SUPER BOWL - “WOW!”: Several U.S. player rose (or at least woke up and laid in bed) at around 7:30 a.m. China time on Monday morning to watch the Super Bowl on China Central Television, the first time it has been broadcast live in China. As it turned out, they could have slept in a bit more as the game did not turn exciting until the end of the first half. While the players were excited to watch the game, especially after thinking they would miss it while in Shenzhen, listening to the commentary in Chinese was a bit different. The most common English word during the broadcast was “Wow!,” used to describe a particularly hard hit, a great catch or pretty much any good play.
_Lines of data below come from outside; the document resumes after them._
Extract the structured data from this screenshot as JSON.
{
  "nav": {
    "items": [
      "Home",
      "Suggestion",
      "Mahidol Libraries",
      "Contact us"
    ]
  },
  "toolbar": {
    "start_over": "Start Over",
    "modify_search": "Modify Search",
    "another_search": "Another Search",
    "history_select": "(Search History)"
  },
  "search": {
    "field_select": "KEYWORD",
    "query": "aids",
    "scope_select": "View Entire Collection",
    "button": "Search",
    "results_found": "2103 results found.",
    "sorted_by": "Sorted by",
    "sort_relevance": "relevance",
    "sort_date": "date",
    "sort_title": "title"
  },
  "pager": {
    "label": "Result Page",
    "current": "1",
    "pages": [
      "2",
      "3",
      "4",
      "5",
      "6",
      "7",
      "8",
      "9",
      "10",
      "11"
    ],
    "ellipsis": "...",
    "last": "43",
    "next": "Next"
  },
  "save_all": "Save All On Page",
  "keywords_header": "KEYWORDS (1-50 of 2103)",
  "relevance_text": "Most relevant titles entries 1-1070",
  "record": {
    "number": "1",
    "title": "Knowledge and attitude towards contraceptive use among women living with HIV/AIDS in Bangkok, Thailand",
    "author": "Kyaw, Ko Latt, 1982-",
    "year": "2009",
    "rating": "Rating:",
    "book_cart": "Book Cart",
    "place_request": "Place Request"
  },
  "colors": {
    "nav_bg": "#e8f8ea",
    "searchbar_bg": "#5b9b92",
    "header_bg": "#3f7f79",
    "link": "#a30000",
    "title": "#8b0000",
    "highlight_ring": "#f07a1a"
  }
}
Interspersed frequently in the excited Chinese were also the words “Tom Brady,” “first down,” and “fumble,” among others. In another unusual twist, the U.S. players got the “raw feed” of the game with no commercial interruptions, meaning the usual multi-million dollar commercial time was filled with numerous shots of fans, cheerleaders and the team benches. CCTV also did its own graphics, which were more focused on the rules of the game, the size of the players and NFL Europe, than the usual diet of stats fed to the U.S. viewers. While University of North Carolina senior Cat Reddick was a bit disappointed that the Panthers lost, University of Massachusetts graduate Briana Scurry was heard walking through the halls of the hotel yelling, “Dynasty, baby!”
SHE SAID IT:U.S. midfielder Julie Foudy, much to her amusement, after spotting 5-foot-11 forward Abby Wambach wearing game shorts that had been inadvertently shrunk a bit too much in the wash at the team hotel:
“I guess Abby took Sepp's comments to heart.”